(Interface dataset entries)
↓↓↓

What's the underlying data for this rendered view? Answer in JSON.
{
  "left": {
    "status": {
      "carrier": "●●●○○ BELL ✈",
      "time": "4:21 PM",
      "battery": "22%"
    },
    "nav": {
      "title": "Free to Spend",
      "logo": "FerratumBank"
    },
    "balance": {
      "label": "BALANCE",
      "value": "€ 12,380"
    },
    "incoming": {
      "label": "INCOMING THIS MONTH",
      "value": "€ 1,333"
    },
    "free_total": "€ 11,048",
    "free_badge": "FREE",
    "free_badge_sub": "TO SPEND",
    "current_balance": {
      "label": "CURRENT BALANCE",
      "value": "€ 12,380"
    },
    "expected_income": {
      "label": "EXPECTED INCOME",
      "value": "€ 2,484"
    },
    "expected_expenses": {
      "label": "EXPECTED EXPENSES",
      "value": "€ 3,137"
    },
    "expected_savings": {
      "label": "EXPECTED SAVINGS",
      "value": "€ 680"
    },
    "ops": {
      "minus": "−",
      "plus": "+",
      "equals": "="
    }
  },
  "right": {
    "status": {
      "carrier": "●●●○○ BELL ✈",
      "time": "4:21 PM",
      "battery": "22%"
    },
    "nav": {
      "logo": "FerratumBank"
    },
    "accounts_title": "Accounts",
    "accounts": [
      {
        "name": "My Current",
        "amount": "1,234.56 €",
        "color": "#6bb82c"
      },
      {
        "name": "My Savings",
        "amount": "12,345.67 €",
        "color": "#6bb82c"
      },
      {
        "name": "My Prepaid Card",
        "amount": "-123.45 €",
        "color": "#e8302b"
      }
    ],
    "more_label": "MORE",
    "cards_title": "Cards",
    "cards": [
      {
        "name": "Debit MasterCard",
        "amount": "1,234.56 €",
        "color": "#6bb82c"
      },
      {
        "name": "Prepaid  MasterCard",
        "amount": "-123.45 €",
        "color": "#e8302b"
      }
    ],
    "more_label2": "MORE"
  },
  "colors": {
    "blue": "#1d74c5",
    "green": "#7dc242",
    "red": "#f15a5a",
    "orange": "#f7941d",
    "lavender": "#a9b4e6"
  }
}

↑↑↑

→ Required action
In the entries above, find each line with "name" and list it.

→ Result for this exercise
        "name": "My Current",
        "name": "My Savings",
        "name": "My Prepaid Card",
        "name": "Debit MasterCard",
        "name": "Prepaid  MasterCard",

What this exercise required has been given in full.